Hackers Publish 1 Million Apple UDID Numbers from FBI Laptop

The hacker group Antisec released a million iOS device identifier codes for iOS devices, or UDID codes, over the weekend -- and those codes apparently all came from an FBI laptop. The laptop held a file with over 12 million UDID codes, along with associated user names, cell phone numbers, addresses, and push notification tokens.
 
The group said in a blog post,
During the second week of March 2012, a Dell Vostro notebook, used by Supervisor Special Agent Christopher K. Stangl from FBI Regional Cyber Action Team and New York FBI Office Evidence Response Team was breached using the AtomicReferenceArray vulnerability on Java, during the shell session some files were downloaded from his Desktop folder one of them with the name of "NCFTA_iOS_devices_intel.csv" turned to be a list of 12,367,232 Apple iOS devices including Unique Device Identifiers (UDID), user names, name of device, type of device, Apple Push Notification Service tokens, zipcodes, cellphone numbers, addresses, etc. the personal details fields referring to people appears many times empty leaving the whole list incompleted on many parts. no other file on the same folder makes mention about this list or its purpose.
 
Hackers nab 12 million ioS UDID codes from FBIThere isn't any information showing how the data landed in the FBI's hands, raising questions as to whether or not it came from -- at least in part -- an Instapaper server that was mistakenly seized by the agency last year since it's likely the data came from app developers.
 
Antisec isn't offering up any more details about the security breach until Gawker postes a photo of Adrian Chen, one of the site's writers, wearing a ballet tutu along with a shoe on his head.
 
UDID codes are unique identifiers assigned to every iOS device.

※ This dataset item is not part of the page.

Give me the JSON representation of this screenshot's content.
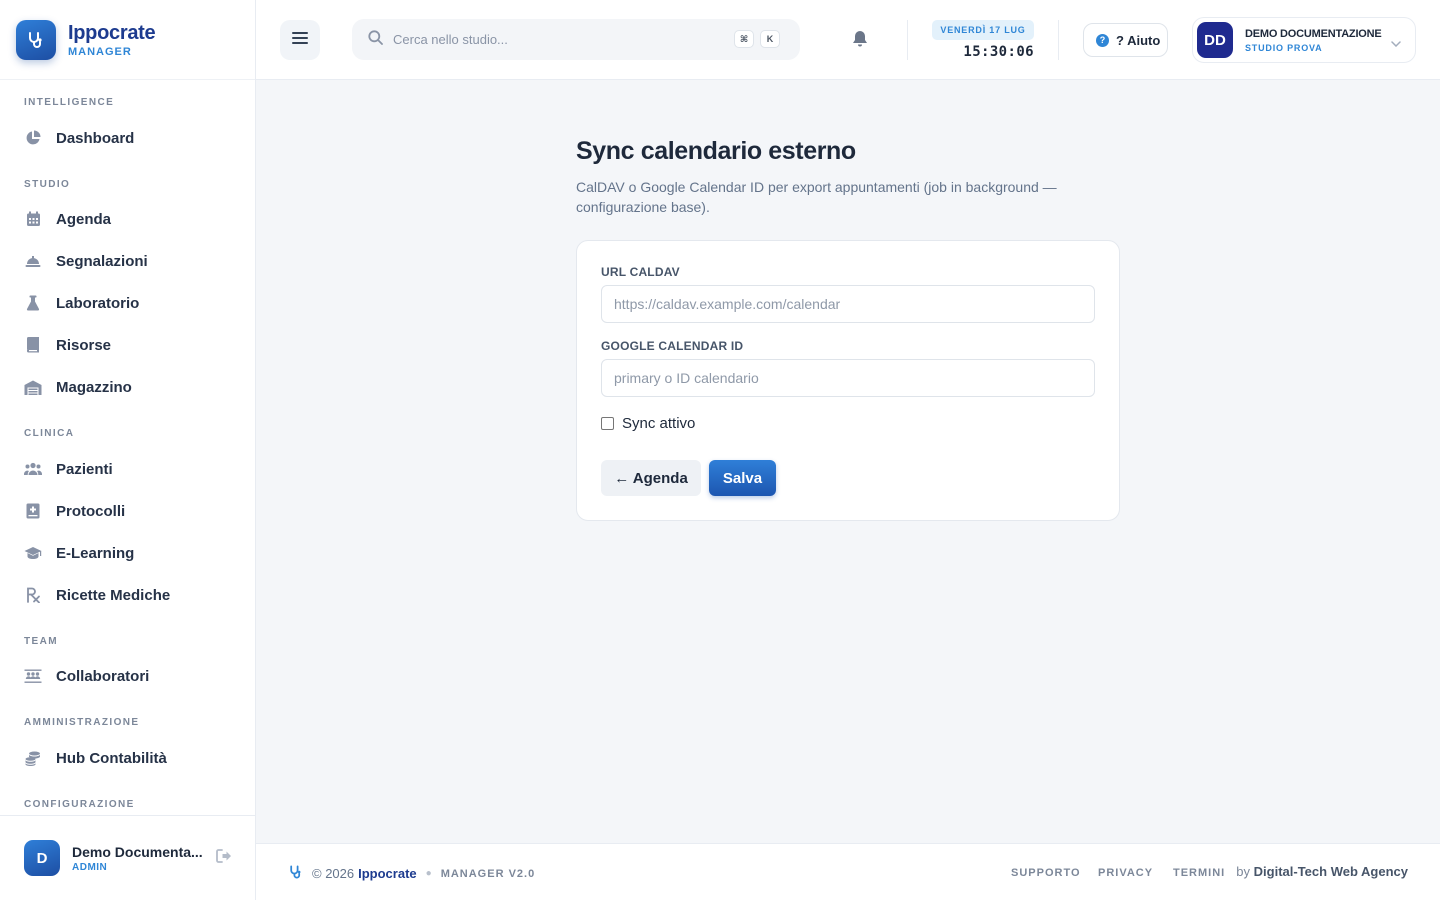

If enough personal data was included with the numbers, it's possible the less than savory part of society could use the information for identity theft, although the list Antisec released was stripped of most data.
 
The Next Web has put together a web-based utility to check individual UDID codes to see if they're on the leaked list.